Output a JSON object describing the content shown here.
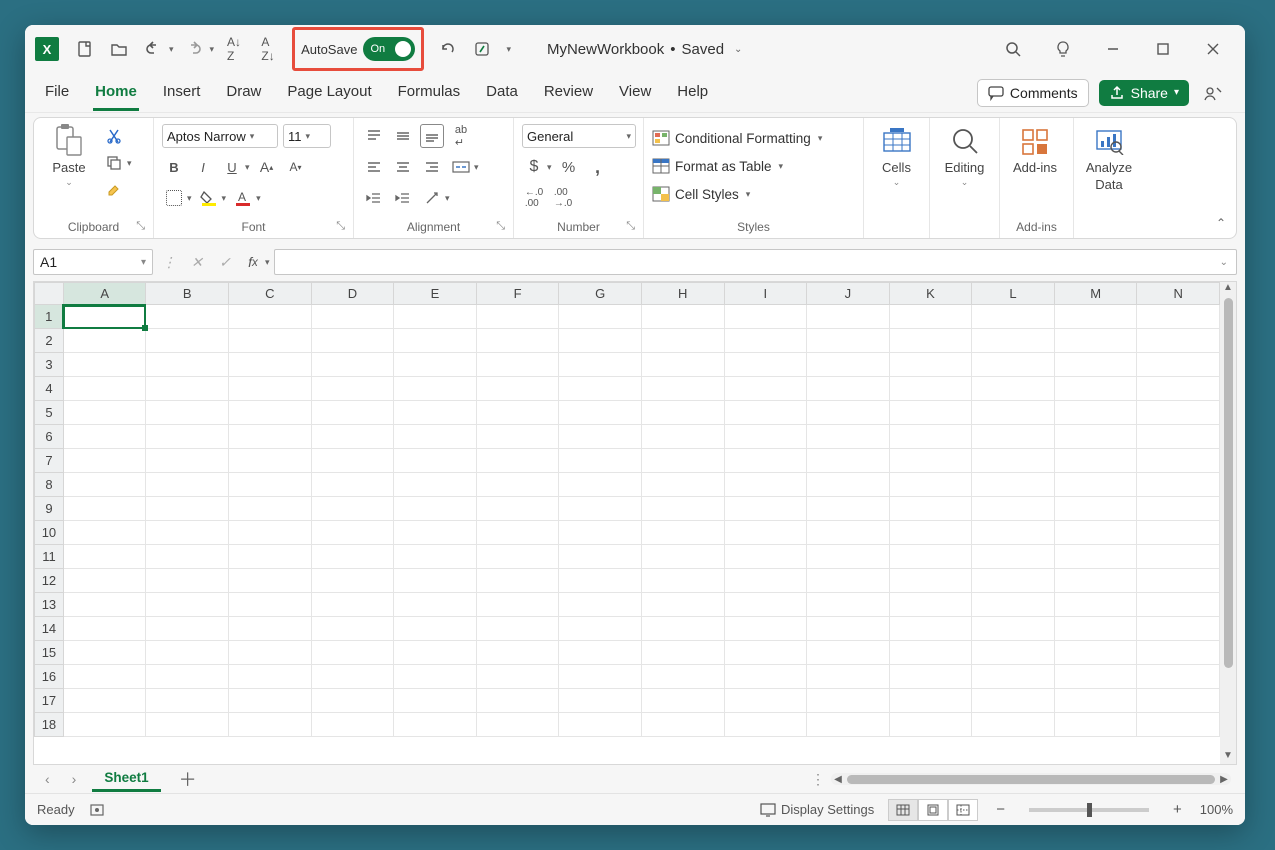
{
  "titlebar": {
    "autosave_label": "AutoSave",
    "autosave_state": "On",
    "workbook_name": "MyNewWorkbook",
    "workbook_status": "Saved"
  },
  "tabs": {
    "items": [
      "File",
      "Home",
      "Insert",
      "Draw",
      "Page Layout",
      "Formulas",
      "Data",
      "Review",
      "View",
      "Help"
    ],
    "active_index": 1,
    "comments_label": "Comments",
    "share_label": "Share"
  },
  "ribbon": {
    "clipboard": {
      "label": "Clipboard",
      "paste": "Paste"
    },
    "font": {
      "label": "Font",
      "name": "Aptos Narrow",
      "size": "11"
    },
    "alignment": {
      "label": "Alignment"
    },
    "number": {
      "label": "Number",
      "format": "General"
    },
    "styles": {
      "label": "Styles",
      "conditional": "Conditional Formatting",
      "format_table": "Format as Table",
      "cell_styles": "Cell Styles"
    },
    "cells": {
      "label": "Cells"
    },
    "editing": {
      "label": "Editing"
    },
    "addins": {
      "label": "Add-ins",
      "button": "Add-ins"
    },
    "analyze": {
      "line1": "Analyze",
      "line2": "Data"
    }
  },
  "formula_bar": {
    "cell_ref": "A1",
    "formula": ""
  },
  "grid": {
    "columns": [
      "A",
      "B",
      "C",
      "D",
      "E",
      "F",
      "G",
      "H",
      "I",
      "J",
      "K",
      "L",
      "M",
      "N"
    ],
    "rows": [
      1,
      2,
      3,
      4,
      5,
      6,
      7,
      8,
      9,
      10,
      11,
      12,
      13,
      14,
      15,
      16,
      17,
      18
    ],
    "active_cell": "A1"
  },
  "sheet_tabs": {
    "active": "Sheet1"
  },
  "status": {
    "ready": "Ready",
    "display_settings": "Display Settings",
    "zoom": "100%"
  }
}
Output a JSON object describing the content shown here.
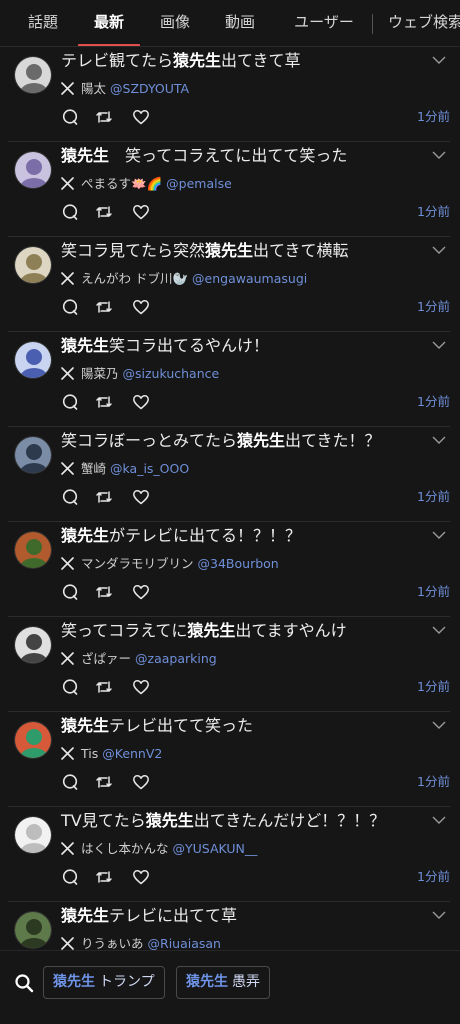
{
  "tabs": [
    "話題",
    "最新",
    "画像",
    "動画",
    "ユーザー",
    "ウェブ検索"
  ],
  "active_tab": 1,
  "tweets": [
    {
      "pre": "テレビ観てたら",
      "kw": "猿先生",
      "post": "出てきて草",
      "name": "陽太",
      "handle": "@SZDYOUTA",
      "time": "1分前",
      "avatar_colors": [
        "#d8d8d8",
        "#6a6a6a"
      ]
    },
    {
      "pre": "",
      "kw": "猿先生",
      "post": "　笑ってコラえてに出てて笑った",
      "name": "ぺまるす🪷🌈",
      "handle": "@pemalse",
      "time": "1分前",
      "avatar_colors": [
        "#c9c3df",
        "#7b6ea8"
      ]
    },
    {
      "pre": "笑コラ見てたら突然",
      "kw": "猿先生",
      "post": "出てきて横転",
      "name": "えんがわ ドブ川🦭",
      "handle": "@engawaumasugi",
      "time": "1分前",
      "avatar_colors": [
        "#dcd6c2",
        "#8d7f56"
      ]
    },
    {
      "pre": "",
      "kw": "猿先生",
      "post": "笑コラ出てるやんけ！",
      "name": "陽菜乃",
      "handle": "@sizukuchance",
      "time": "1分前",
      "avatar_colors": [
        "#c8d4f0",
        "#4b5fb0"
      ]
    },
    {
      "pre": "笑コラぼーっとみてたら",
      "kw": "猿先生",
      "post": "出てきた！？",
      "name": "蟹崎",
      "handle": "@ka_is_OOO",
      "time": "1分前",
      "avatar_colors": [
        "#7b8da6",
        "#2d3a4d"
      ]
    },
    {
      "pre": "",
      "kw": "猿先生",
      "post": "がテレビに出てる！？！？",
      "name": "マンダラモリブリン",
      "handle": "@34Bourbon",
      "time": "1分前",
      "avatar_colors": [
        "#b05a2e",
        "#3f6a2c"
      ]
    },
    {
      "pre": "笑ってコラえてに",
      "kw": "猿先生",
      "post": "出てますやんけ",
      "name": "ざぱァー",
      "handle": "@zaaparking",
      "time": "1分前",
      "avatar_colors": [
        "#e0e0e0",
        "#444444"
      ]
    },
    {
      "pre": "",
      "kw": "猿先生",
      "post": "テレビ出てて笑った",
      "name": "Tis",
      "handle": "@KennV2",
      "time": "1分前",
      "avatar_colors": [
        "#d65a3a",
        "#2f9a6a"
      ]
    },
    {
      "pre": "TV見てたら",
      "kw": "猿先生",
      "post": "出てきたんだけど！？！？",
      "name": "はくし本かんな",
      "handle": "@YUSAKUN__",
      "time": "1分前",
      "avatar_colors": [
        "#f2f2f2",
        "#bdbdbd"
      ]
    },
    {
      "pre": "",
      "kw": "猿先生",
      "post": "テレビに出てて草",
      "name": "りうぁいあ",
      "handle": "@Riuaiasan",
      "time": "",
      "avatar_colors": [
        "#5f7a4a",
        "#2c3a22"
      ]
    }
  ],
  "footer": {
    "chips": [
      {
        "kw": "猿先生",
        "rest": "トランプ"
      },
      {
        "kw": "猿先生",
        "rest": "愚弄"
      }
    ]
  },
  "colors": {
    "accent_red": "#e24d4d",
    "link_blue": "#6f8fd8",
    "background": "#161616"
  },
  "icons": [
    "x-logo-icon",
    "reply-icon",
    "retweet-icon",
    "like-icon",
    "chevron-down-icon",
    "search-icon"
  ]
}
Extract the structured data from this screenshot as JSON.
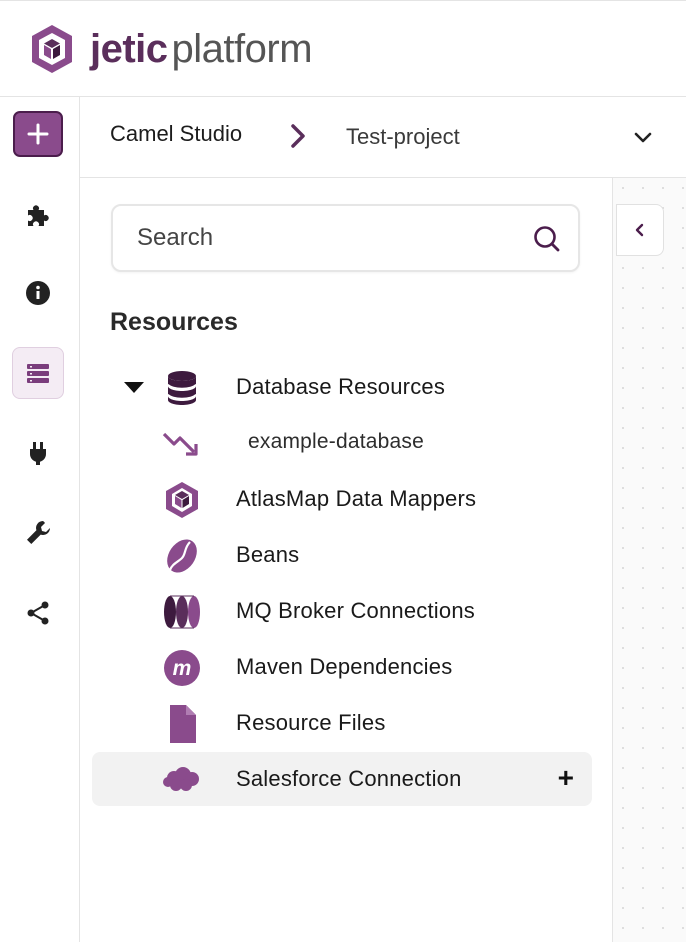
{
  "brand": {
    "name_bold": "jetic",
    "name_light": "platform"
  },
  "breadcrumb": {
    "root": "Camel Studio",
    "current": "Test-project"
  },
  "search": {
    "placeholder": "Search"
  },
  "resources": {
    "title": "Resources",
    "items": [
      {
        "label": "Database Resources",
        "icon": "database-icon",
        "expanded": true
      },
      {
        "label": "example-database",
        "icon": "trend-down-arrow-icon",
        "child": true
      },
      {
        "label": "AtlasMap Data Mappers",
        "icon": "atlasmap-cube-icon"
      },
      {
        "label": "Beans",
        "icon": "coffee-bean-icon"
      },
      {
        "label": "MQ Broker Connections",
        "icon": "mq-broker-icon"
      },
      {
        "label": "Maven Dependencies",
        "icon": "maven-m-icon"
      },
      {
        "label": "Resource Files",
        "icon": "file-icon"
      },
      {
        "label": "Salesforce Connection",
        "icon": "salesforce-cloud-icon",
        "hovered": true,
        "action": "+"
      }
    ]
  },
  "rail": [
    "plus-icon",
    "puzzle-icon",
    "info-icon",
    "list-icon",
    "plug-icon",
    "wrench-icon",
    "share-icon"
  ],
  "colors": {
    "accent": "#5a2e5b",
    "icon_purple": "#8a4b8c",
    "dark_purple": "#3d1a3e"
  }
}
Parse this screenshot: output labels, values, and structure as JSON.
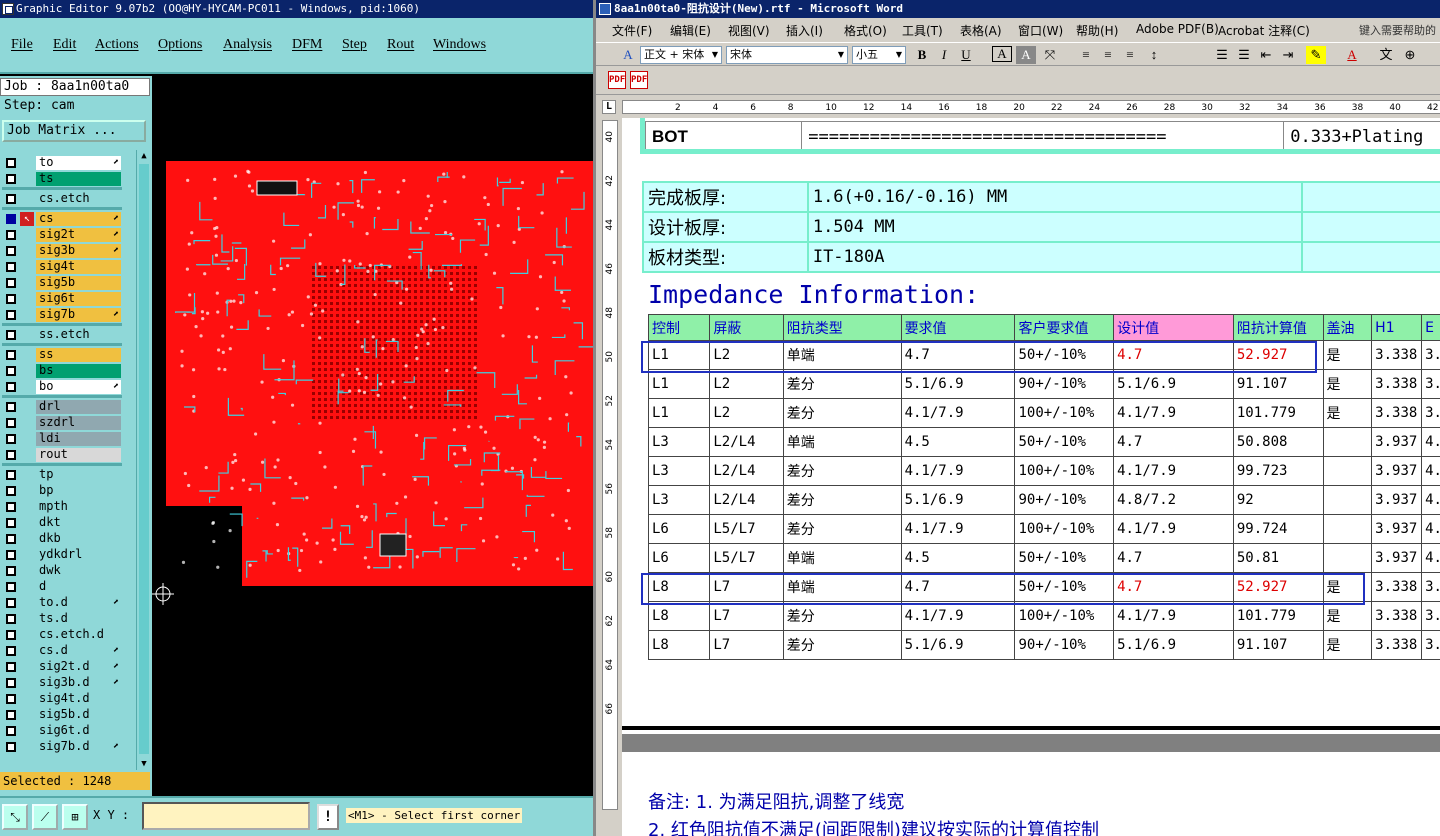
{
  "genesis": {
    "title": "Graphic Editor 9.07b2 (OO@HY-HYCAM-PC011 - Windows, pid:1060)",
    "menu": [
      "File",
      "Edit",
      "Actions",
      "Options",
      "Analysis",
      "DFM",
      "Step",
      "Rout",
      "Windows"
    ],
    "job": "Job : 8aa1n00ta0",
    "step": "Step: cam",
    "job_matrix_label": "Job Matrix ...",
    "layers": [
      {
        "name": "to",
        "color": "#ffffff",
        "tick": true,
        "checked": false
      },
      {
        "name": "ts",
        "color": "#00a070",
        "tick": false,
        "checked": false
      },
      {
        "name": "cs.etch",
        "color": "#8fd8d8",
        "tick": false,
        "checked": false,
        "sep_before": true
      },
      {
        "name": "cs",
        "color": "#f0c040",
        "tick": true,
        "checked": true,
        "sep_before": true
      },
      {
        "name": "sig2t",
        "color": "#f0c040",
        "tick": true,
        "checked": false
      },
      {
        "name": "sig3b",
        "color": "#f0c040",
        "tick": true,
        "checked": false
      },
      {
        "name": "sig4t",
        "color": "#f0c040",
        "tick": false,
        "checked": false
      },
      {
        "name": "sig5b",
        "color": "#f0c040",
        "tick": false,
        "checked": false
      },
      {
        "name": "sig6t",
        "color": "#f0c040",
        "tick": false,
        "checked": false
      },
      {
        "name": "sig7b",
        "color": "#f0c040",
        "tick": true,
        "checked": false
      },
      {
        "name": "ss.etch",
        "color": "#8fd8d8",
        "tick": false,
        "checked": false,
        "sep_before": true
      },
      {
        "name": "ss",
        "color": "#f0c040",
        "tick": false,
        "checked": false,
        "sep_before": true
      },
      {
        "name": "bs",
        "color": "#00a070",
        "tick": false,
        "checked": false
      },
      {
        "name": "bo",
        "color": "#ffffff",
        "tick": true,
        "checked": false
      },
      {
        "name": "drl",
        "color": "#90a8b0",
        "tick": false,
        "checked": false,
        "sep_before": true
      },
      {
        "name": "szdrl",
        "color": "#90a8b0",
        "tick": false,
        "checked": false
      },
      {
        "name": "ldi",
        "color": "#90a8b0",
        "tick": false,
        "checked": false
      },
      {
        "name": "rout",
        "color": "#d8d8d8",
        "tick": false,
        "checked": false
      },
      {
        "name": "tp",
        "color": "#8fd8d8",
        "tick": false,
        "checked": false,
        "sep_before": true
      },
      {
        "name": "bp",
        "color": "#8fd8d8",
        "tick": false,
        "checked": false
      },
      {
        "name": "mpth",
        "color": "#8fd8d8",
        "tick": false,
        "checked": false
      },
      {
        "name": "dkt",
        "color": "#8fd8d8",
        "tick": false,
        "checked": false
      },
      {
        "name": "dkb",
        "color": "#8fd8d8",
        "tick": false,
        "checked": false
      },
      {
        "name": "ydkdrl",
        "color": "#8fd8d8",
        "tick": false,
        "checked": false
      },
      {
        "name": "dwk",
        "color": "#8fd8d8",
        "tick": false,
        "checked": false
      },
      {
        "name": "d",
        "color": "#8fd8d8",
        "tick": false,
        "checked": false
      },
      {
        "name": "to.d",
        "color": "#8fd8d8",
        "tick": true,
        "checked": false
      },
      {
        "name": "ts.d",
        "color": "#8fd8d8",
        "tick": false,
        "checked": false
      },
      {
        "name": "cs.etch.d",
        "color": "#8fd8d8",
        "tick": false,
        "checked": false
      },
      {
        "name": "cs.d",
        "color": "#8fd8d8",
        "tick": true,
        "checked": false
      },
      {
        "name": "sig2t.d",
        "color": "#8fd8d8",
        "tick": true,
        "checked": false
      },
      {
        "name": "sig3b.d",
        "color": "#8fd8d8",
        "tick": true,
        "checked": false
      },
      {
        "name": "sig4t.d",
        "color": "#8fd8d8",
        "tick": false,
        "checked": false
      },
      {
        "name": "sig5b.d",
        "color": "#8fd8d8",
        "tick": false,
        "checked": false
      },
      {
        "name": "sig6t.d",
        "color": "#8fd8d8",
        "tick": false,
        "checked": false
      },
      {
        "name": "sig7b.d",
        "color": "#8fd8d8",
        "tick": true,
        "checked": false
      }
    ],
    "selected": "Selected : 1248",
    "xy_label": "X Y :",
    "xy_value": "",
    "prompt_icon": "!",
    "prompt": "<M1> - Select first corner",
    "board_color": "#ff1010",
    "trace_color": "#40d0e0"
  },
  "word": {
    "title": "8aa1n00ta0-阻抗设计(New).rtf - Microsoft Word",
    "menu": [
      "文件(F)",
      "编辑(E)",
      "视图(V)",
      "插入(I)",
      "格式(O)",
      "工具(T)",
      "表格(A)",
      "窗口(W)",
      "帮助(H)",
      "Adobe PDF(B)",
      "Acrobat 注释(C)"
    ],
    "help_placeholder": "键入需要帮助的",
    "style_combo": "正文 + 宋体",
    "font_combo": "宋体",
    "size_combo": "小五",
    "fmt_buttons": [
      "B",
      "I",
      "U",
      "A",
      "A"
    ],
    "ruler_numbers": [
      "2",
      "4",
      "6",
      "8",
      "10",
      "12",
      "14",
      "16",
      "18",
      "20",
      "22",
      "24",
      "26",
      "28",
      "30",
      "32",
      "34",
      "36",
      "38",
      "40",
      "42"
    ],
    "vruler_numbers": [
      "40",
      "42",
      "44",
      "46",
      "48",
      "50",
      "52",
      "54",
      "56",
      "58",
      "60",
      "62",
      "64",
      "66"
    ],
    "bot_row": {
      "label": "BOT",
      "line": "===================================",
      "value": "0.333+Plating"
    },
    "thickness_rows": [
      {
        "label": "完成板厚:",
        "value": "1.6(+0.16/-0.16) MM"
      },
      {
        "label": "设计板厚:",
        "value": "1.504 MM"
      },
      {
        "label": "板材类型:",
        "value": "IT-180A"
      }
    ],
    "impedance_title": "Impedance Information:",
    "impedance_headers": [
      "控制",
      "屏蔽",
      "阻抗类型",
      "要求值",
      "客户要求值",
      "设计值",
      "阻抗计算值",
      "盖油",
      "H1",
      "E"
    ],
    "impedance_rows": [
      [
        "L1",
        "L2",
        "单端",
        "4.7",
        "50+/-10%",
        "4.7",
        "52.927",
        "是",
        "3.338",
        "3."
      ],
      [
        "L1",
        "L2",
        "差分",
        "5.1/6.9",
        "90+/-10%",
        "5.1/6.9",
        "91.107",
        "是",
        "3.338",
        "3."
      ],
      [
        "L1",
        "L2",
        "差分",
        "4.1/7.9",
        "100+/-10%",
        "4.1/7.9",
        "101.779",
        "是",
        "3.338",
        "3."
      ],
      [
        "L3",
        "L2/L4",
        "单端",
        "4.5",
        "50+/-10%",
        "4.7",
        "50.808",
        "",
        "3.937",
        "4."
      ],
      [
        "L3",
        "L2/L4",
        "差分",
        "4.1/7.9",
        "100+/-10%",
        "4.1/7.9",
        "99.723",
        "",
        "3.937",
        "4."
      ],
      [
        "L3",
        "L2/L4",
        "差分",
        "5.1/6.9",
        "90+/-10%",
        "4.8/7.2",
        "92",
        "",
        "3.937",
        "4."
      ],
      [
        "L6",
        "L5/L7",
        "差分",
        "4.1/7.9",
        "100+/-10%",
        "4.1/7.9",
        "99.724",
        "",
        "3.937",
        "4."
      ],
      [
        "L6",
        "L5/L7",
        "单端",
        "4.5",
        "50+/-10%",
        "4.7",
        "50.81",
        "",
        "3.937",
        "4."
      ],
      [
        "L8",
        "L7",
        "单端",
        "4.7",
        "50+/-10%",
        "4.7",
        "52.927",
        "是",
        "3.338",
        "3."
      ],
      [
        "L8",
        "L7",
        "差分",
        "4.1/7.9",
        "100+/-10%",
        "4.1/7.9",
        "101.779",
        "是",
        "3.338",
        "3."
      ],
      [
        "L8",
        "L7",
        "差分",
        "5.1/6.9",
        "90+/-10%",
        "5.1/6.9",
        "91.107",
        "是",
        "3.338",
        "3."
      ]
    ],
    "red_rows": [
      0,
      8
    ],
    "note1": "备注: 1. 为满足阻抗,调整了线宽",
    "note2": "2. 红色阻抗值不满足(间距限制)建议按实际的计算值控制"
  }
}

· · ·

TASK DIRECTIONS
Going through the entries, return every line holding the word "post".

RESPONSE TO THE EXERCISE
      "post": "出てきて草",
      "post": "　笑ってコラえてに出てて笑った",
      "post": "出てきて横転",
      "post": "笑コラ出てるやんけ！",
      "post": "出てきた！？",
      "post": "がテレビに出てる！？！？",
      "post": "出てますやんけ",
      "post": "テレビ出てて笑った",
      "post": "出てきたんだけど！？！？",
      "post": "テレビに出てて草",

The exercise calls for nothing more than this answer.